In 1969 the old-boy network at America’s most stylish university was broken with the admission of female students. The fellow above is clearly pleased with the change. Not only in the student body (and what a body it is), but with campus fashion. Sartorially speaking, the pivotal year of change — 1967 — was two years before, and the up-to-date undergrad is now sporting double vents and sideburns. You decide which is the greater travesty. — CC
Images from the LIFE archives.
Ah, the trusty Dutch bicycle enters Mathey Courtyard
Third picture rather looks current. The decline and fal…
Good stuff … I featured these pics on my blog about a week ago (http://disaffectedprep.blogspot.com/2009/08/lets-hear-it-for-girls-princeton-in-69.html). Glad to see they’re getting a bit of a wider readership.
Been a fan of Ivy Style for awhile. If you swing by my site (just started it a month ago) I have some pics of Bowdoin in the 80s and 50s that you might like in addition to other posts.
Langdale, While that does resemble the archway in Cram’s Campbell Hall, the tigress is actually going west out of the Pyne Courtyard.
Many thanks. I was just in Pton this weekend, and you are quite right. Alas, I was not fortunate enough to live in Mathey. Speaking of Cram, I have been reading his Walled Towns (1919). Great read, if a bit wacky in his historiography…
P. Langdale Hough
Glad to be of service, Langdale. Note the pin the second coed is wearing, “Bring back the old Princeton.” More than half the irony comes from the fact that she probably was being only half-ironic. Many of those whose arrival changed an institution felt no shortage of nostalgia for their daddy’s Princeton.
Ivy Style is the 4-Chan of style blogs. It’s a shame.
The woman wearing the button has a name: June Fletcher ’73. Here’s what she said about it: “Although some alums greeted us warmly, I was told some who were still unhappy about the decision were wearing these buttons in protest of our arrival. Someone — I don’t remember who — gave me one, and I instantly put it on as a cheeky ‘so-there’ statement. I proudly wore it the rest of the day.” So, no, she didn’t feel nostalgia for an institution that excluded her.
For those interested in more than trolling, there’s some very interesting history about women enrolling at Princeton at the following sites:

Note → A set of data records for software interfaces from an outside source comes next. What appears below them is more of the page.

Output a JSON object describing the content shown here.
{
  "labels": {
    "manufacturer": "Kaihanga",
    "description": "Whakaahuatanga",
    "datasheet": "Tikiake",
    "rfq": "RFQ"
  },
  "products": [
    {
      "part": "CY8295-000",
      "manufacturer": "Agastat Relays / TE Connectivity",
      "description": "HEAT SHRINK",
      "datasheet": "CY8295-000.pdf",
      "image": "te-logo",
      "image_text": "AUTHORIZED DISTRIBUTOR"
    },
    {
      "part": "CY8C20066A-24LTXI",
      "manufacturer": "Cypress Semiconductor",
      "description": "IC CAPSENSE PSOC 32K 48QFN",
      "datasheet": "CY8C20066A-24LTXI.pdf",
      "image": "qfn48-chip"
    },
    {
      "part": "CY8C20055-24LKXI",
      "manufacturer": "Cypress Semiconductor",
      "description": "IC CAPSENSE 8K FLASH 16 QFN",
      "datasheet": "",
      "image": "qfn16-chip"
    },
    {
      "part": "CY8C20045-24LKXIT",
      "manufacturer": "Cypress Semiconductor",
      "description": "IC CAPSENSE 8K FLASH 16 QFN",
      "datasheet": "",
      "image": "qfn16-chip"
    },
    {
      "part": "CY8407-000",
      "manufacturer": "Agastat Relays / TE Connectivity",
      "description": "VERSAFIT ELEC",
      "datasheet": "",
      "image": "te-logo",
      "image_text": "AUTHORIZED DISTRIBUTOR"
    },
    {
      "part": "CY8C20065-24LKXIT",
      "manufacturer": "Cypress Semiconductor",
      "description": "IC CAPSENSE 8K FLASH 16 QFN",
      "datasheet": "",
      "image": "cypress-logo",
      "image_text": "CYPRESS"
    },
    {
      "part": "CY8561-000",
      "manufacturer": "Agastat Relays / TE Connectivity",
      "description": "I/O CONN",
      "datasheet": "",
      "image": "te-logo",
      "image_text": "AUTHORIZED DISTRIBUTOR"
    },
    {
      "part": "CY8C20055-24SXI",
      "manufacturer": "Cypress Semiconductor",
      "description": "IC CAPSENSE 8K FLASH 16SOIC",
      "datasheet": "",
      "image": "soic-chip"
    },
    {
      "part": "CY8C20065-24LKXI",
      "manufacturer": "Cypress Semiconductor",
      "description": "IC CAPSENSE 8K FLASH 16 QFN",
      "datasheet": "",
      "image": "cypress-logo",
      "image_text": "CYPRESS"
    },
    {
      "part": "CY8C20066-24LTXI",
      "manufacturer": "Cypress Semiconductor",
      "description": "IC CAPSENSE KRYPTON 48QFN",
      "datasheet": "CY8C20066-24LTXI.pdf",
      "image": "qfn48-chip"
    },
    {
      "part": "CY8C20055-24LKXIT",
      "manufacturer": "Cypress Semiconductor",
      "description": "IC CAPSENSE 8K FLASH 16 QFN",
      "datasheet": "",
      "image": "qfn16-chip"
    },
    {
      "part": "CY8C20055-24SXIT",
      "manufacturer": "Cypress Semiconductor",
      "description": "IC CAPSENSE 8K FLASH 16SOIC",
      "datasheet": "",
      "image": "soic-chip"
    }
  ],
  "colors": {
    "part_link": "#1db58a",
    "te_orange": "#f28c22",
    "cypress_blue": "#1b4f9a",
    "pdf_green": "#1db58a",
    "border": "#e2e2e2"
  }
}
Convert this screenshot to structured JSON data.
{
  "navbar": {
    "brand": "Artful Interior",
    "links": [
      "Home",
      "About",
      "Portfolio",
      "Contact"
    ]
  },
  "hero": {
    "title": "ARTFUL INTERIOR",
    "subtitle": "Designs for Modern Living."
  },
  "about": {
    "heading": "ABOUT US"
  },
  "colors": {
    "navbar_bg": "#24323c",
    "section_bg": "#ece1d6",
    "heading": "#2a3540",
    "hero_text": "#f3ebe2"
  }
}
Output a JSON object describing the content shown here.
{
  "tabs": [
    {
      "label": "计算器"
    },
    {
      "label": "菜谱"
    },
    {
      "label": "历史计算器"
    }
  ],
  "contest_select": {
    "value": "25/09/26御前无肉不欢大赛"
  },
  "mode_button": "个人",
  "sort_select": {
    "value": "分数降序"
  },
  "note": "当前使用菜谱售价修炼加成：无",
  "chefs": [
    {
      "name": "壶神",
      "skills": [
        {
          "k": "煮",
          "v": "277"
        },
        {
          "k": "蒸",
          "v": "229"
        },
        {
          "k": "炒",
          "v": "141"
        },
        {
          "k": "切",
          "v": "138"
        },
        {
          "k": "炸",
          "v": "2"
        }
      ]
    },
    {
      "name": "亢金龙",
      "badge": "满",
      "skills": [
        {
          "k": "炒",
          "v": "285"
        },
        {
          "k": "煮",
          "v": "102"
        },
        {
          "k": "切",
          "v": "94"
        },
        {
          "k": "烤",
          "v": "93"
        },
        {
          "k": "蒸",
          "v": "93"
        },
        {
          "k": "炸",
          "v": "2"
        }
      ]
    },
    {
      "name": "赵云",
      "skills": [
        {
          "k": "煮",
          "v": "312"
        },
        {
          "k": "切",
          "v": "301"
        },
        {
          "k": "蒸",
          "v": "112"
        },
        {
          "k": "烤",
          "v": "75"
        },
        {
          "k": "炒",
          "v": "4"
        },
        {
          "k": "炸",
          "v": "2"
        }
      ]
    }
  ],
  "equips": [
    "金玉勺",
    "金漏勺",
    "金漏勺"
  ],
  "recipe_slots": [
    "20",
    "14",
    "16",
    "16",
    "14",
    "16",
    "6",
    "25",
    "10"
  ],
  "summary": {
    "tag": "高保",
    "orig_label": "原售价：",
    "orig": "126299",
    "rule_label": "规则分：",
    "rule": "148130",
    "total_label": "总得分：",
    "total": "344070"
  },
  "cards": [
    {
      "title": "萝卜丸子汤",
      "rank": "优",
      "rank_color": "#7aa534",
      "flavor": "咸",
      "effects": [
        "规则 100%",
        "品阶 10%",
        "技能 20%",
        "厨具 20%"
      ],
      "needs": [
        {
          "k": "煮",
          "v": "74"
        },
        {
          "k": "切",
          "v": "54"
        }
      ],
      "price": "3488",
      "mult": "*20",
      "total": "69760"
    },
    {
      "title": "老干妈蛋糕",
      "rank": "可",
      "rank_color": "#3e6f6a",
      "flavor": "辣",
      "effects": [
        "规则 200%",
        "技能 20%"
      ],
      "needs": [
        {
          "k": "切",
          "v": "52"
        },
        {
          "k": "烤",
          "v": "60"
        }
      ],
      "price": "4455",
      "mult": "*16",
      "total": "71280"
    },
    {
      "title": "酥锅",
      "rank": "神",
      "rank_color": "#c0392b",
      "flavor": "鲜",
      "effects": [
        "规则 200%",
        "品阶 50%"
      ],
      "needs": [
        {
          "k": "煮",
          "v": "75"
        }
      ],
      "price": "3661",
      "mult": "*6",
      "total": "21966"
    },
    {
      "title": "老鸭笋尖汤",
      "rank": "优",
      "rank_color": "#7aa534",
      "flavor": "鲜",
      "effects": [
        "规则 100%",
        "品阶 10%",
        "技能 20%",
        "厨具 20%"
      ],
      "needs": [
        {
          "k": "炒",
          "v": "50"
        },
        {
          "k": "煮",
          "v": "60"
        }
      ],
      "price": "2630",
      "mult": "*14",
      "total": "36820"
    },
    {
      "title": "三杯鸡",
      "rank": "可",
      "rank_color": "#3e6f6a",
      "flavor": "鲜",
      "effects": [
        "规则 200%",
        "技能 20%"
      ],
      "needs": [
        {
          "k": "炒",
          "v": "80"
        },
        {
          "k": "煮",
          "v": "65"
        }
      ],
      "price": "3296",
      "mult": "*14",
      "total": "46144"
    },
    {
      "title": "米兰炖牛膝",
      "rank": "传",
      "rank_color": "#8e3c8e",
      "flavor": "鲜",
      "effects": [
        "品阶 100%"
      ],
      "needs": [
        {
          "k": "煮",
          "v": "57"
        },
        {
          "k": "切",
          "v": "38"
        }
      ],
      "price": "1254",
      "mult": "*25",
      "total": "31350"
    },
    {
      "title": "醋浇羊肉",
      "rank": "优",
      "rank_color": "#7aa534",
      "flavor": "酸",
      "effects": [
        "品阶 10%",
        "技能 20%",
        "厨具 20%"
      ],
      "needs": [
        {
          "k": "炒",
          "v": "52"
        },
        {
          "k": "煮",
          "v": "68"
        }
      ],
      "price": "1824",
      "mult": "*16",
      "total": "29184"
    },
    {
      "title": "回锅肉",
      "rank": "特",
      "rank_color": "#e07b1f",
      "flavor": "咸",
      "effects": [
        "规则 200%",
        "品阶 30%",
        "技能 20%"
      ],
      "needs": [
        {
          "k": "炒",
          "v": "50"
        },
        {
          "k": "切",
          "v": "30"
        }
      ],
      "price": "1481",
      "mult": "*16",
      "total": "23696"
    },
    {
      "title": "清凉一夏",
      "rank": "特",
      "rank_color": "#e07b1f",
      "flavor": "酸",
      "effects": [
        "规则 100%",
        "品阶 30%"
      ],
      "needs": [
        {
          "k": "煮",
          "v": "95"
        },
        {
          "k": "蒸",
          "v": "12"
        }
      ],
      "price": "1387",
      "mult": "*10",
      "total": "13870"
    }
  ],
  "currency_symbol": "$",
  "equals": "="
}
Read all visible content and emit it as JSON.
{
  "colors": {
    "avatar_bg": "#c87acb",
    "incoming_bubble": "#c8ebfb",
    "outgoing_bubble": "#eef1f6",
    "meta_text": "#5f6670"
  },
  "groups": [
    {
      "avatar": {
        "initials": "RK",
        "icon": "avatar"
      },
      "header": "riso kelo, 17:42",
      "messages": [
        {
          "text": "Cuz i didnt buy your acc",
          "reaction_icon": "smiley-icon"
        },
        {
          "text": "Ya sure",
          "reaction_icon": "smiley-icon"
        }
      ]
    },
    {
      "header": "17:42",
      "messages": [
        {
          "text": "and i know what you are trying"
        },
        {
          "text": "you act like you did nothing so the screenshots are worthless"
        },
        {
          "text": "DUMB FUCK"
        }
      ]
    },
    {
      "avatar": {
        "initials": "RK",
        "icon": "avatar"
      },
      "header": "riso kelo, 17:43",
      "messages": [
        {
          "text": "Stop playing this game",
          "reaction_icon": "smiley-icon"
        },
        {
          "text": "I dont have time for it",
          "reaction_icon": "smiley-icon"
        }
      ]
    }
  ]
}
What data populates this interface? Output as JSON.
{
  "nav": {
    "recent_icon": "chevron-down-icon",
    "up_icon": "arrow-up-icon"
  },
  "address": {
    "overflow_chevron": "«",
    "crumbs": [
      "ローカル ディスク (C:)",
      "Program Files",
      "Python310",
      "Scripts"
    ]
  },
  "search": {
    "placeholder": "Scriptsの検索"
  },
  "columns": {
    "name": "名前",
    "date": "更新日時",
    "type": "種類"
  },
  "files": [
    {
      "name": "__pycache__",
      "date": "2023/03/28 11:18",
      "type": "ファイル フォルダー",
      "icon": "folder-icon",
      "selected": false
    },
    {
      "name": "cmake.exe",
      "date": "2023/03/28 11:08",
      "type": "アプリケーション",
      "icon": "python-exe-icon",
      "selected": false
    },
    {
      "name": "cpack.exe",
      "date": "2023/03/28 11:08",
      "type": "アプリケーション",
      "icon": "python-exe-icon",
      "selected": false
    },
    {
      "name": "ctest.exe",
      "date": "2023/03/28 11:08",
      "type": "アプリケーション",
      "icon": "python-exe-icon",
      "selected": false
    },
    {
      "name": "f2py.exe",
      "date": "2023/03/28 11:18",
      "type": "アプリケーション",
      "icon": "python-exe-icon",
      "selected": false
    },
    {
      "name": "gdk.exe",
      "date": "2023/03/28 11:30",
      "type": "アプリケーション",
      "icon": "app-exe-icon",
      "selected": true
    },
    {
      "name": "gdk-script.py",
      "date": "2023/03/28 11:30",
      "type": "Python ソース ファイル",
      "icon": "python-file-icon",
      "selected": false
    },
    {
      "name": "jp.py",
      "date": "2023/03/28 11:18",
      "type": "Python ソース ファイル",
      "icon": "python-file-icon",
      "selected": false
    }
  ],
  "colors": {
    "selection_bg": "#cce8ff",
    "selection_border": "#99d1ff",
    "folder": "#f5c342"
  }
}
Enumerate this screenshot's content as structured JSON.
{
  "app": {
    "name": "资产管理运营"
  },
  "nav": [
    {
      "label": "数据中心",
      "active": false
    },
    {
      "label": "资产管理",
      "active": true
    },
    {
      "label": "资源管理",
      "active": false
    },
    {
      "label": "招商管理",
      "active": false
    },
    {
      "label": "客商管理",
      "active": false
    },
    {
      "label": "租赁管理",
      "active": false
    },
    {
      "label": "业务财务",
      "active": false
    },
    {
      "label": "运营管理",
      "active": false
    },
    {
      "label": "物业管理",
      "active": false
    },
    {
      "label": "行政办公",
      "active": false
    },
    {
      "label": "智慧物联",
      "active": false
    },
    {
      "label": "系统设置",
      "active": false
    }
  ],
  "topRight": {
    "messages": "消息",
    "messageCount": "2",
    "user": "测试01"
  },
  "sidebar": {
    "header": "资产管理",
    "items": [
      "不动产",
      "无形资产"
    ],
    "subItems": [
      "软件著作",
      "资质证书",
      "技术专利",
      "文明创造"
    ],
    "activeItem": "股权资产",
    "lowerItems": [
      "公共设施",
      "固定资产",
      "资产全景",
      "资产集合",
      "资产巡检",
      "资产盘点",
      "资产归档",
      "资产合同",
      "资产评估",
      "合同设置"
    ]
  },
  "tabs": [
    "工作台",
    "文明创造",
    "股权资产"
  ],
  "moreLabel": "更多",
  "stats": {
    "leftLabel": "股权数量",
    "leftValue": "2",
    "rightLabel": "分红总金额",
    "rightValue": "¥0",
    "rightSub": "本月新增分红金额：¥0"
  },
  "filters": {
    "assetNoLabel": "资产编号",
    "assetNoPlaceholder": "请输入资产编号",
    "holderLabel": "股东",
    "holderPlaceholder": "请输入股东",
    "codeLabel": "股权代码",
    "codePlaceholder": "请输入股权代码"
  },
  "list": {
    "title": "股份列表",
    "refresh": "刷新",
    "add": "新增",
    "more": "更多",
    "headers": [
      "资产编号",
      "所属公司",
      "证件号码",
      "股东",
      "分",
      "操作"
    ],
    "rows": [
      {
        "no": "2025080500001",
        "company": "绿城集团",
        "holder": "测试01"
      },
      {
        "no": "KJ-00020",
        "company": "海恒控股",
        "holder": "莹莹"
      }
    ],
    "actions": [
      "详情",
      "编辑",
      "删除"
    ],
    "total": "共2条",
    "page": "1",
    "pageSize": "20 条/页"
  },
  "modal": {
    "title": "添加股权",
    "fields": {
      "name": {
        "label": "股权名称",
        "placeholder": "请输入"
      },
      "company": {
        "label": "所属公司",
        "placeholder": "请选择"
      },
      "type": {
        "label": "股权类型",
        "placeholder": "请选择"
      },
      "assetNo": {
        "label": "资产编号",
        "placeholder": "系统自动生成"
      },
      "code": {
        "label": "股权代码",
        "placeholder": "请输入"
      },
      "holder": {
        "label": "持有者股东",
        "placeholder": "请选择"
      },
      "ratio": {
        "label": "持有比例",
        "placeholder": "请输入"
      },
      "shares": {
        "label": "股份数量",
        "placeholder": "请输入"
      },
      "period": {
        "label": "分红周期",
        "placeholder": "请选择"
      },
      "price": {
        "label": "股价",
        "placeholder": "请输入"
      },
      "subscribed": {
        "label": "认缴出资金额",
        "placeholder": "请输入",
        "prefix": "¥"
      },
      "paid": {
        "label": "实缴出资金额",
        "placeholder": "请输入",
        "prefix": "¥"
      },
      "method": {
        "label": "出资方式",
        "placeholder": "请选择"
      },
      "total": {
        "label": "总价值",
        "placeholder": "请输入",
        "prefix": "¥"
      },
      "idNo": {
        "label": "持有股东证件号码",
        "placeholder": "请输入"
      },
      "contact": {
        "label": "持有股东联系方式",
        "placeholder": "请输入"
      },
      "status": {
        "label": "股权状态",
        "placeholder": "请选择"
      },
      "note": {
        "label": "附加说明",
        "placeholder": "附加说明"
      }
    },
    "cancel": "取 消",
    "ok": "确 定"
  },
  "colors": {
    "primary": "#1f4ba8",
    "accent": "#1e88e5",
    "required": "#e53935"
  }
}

Apologies for not including relevant parts of a very thoughtful essay written by Jane Leifer, ‘73, and published in the Princeton Alumni Weekly:
It was hard to remain nonchalant when photographers, reporters and television crews insisted on portraying us as cute curios, laughably incongruous with the school’s history. The men resented the attention we were receiving. We resented the men’s resentment. In an effort to detach ourselves from a false image in the press which we had not created and had no intention of conforming to, we even avoided each other. Loneliness was as common as the empty kegs and crushed cans of Bud…..
We wanted to be just people, but we were in a system which could see us only as coeds and freaks. We each wanted to be able to be ourselves, not the representatives of what our preceptors called on us to explain: “the woman’s point of view.’’
All I know is the tall girl in the first picture seems to be smoaking hot. Interesting clothes for a college freshman.
Smoking hot, of course. Am I wrong?.
During Princeton’s 2019 reunion this spring, I shared a shuttle bus with some of the women who comprised Princeton’s first coed class . They seemed to be in their late 60’s and early 70’s but as sharp as ever. They had the entire bus enraptured by the stories of their time on campus. From the small sample of women I met on the bus, it sounds like they all went on to have highly successful careers – perhaps even comparable to their male colleagues? Regardless, they were great people.
Just googled June Fletcher’s bio: Princeton; Oxford; Miss Bikini USA. (not joking) Wow.
Just because one is incredibly intelligent doesn’t mean one cannot be incredibly good looking. I mean, look at me.